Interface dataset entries

Start of Block

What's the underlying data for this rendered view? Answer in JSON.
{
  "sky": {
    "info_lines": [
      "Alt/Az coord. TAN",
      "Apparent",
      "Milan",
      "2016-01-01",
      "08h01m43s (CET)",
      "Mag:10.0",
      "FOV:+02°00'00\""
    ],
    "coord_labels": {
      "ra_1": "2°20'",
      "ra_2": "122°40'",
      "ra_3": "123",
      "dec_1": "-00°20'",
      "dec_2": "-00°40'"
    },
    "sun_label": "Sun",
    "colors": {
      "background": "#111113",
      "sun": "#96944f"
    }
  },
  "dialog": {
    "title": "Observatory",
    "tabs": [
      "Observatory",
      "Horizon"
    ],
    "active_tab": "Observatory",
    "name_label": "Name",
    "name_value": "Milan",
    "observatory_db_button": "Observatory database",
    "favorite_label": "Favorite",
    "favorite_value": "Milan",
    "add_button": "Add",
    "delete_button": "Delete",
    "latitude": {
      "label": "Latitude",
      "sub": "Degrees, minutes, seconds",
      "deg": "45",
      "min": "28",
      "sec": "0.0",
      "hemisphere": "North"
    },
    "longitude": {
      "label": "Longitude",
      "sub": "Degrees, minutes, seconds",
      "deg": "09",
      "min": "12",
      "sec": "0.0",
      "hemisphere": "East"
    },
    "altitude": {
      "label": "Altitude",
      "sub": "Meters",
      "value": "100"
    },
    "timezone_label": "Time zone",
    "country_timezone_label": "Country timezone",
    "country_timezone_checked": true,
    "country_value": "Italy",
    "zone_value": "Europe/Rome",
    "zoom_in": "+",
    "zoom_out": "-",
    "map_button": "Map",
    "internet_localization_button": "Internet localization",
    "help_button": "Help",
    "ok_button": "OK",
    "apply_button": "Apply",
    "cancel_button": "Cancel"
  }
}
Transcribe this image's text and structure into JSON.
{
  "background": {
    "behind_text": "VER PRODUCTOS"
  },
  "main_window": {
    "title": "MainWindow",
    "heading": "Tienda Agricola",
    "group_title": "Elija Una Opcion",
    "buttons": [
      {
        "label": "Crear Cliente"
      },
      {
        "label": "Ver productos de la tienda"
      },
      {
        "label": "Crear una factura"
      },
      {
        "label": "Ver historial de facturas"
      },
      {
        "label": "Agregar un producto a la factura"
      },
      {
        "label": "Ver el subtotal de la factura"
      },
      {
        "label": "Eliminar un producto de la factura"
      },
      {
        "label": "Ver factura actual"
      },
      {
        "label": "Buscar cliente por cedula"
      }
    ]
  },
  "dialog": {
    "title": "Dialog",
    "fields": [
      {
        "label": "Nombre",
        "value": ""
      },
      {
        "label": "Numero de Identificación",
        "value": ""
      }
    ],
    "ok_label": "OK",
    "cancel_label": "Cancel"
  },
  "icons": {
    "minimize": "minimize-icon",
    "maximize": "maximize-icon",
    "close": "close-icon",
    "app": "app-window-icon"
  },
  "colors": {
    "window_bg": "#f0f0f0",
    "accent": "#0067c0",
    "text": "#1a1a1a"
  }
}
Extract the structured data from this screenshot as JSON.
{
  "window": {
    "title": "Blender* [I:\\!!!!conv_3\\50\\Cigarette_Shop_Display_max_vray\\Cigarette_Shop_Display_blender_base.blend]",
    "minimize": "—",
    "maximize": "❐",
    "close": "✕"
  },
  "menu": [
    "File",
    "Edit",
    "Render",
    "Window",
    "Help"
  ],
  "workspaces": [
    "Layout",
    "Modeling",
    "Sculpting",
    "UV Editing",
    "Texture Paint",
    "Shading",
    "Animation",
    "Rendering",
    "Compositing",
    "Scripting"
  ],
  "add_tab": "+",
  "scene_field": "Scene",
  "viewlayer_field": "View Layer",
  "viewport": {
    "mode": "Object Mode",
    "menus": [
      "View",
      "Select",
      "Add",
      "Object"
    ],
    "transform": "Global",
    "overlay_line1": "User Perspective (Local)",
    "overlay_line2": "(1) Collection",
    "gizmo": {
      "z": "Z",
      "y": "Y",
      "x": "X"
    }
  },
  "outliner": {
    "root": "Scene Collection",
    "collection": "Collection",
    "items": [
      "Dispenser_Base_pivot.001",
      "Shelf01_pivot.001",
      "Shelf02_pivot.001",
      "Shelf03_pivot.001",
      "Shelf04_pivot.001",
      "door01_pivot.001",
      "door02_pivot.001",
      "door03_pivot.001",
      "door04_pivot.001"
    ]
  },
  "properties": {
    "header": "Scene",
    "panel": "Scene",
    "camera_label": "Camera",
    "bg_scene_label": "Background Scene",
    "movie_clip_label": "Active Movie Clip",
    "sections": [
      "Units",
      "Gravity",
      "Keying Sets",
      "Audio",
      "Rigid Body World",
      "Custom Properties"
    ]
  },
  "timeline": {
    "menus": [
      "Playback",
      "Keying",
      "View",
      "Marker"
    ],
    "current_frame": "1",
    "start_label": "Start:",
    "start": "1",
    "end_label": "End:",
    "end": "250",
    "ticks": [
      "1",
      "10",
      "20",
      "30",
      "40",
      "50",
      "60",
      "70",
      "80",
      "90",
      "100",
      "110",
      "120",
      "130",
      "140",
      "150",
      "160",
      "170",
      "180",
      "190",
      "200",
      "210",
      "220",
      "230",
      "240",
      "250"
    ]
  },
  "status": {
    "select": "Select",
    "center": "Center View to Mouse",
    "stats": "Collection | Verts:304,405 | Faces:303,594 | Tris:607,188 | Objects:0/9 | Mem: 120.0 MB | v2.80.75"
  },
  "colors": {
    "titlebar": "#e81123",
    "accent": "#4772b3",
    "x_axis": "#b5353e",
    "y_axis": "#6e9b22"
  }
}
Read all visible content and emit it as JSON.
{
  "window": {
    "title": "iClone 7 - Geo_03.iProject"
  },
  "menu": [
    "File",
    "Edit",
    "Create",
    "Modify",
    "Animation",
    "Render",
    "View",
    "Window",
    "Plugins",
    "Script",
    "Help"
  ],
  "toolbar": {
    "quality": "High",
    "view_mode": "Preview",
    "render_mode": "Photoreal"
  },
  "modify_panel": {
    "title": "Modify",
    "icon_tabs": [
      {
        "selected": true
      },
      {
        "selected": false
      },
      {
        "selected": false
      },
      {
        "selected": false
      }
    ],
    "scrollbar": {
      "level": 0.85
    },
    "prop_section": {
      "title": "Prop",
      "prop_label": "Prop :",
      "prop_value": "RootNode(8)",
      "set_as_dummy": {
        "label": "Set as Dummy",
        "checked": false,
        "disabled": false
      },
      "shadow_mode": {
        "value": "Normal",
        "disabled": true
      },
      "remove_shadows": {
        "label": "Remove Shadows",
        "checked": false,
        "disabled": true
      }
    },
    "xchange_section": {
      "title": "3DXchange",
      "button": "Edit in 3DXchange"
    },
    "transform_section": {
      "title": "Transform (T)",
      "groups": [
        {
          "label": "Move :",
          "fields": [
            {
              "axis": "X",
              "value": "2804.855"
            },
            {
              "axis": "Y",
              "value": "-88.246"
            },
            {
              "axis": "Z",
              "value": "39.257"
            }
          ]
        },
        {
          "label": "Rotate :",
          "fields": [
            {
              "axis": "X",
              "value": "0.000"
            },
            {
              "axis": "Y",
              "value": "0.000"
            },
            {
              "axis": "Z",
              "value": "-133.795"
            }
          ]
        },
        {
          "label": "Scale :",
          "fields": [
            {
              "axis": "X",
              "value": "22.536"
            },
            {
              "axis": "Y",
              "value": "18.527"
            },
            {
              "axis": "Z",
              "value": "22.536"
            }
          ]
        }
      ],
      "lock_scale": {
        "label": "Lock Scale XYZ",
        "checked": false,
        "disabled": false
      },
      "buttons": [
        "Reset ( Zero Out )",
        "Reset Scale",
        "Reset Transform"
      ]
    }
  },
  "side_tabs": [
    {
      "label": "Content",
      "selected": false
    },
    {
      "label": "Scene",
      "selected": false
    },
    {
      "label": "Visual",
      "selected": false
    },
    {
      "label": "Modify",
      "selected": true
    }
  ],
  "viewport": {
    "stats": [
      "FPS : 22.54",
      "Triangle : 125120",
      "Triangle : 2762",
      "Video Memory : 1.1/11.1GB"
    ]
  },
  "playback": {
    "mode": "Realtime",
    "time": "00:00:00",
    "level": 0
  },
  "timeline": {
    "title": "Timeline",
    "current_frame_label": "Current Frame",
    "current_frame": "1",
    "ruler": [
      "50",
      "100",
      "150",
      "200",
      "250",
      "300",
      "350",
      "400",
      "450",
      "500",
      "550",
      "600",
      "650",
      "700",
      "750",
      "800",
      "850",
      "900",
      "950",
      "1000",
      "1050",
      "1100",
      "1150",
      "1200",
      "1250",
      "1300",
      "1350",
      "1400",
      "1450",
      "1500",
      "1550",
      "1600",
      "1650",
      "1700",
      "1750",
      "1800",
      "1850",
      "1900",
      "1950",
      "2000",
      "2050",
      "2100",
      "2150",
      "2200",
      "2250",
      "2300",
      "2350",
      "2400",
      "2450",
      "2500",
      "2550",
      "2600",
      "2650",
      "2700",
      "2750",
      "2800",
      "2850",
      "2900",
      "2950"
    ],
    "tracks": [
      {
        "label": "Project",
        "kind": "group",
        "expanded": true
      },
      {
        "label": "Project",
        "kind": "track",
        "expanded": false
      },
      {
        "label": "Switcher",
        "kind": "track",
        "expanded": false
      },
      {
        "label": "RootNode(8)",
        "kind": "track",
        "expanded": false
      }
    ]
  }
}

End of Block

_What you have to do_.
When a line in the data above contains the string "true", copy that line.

_Answer box_.
    "country_timezone_checked": true,
        "selected": true
        "disabled": true
        "disabled": true
      "selected": true
        "expanded": true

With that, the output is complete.